Two people, returning home, have tested positive for Covid-19 coronavirus in Åland.

It’s the first confirmed cases of coronavirus after 70 tests in the autonomous province, and local Member of Parliament Mats Löfström says hospitals have been anticipating this, and preparing for it.

“We know that they are two young adults and they have arrived from abroad, many Ålanders have been on skiing vacations to Austria and Italy and other places” explains Löfström in a phone interview.

“Everyone was expecting cases to appear also on Åland and the good things is having these cases only yesterday has given the local hospital time to prepare. They have been in the highest level of preparedness for a week already” he tells News Now Finland.

Although during the summer there thousands of small islands for private sailing boats to arrive in Åland, at this time of year the main ways in are at the main ferry port or by air.

File picture of MP Mats Löfström (SFP) / Credit: SFP

Ships and planes are still running, albeit with reduced services, to allow residents to return home. There is a recommendation that anyone coming from the Finnish mainland should self-quarantine for 14 days but that was already in place before any confirmed cases.

“No more restrictions are needed, because no mainland Finns would fly here. Nobody is coming” says Löfström.

Like every other part of Finland, Ålanders are concerned about the impact of the pandemic on their economy.

“I would say there is a big concern mainly for the economy which is based on shipping and transport and tourism, and those industries will take a severe hit” says Löfström.

“There’s great concern for the livelihood of hotels, restaurants and so on. Of course there is a general concern of the virus like everywhere in the world but most people are calm” he adds.
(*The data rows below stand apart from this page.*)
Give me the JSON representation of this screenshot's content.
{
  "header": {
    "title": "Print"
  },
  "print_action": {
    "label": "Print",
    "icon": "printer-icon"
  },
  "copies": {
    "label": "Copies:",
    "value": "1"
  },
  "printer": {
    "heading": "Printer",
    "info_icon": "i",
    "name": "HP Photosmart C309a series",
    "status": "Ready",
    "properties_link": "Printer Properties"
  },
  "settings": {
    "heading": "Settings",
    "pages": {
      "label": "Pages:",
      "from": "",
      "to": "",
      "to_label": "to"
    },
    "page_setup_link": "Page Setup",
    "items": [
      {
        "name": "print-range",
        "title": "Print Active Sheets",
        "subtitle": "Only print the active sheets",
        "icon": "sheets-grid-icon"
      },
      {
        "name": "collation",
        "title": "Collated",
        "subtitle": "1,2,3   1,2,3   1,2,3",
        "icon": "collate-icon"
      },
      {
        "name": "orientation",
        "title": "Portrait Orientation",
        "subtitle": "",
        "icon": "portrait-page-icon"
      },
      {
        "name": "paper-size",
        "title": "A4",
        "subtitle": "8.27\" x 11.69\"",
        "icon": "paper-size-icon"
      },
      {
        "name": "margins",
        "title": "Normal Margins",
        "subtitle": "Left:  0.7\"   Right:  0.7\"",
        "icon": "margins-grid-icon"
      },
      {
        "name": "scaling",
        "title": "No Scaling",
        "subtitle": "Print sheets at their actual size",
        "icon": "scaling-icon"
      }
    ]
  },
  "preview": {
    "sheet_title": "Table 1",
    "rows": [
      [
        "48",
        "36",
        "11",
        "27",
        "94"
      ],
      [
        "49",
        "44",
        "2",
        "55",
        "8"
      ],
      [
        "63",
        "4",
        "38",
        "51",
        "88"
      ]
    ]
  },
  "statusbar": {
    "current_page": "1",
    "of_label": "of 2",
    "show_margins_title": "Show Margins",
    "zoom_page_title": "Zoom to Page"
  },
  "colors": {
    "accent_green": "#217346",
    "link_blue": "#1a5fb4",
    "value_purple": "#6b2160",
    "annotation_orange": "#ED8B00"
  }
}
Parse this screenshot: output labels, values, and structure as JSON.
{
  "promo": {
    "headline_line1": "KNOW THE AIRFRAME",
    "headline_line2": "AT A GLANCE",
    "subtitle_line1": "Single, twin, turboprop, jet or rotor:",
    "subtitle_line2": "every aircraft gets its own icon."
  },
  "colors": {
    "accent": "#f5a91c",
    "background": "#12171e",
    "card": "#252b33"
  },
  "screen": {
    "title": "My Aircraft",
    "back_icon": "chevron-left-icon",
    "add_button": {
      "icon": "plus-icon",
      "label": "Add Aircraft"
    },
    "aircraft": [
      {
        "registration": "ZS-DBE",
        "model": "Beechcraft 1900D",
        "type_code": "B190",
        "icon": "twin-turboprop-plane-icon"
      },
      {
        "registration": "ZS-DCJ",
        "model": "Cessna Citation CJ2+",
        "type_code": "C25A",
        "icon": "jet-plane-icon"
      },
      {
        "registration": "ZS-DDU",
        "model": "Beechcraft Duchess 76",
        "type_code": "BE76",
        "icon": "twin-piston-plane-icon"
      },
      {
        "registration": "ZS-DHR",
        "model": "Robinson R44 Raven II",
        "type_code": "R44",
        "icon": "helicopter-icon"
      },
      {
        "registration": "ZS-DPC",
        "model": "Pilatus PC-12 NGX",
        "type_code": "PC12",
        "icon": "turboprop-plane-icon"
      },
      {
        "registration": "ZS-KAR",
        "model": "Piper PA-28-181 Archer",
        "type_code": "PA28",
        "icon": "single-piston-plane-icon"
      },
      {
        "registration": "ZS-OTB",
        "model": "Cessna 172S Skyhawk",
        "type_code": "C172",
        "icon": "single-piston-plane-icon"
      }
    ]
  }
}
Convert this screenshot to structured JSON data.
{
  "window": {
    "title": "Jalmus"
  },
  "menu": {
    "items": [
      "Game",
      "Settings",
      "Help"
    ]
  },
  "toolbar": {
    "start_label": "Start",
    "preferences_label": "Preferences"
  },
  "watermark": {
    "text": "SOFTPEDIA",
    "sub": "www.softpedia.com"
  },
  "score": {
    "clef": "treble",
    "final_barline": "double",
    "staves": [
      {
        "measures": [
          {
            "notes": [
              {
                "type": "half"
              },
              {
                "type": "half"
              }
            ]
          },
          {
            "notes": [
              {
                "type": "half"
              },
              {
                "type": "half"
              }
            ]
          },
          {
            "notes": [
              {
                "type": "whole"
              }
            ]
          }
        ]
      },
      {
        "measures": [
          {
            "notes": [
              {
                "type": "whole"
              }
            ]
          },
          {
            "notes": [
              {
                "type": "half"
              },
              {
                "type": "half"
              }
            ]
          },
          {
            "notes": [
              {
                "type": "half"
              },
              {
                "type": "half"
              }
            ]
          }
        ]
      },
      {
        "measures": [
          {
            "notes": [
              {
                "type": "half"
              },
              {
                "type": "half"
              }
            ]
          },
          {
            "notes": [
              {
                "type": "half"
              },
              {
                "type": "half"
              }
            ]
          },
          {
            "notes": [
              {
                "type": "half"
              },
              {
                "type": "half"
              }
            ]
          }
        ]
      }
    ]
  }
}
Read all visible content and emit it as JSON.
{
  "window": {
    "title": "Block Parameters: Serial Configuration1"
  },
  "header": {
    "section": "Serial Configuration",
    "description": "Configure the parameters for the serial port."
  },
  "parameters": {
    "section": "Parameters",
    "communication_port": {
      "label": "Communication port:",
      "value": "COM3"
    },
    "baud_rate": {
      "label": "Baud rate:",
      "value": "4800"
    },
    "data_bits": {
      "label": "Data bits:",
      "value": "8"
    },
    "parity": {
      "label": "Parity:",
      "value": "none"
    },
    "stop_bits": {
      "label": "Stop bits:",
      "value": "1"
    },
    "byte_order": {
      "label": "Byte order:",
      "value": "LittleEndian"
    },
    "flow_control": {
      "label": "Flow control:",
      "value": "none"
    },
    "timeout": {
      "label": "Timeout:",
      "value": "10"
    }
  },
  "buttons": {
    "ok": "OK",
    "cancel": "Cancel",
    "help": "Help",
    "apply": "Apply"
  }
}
“There’s not much more you can do except follow the advice of the authorities, but keep calm and support the local community economy as best as you can, within the restrictions.”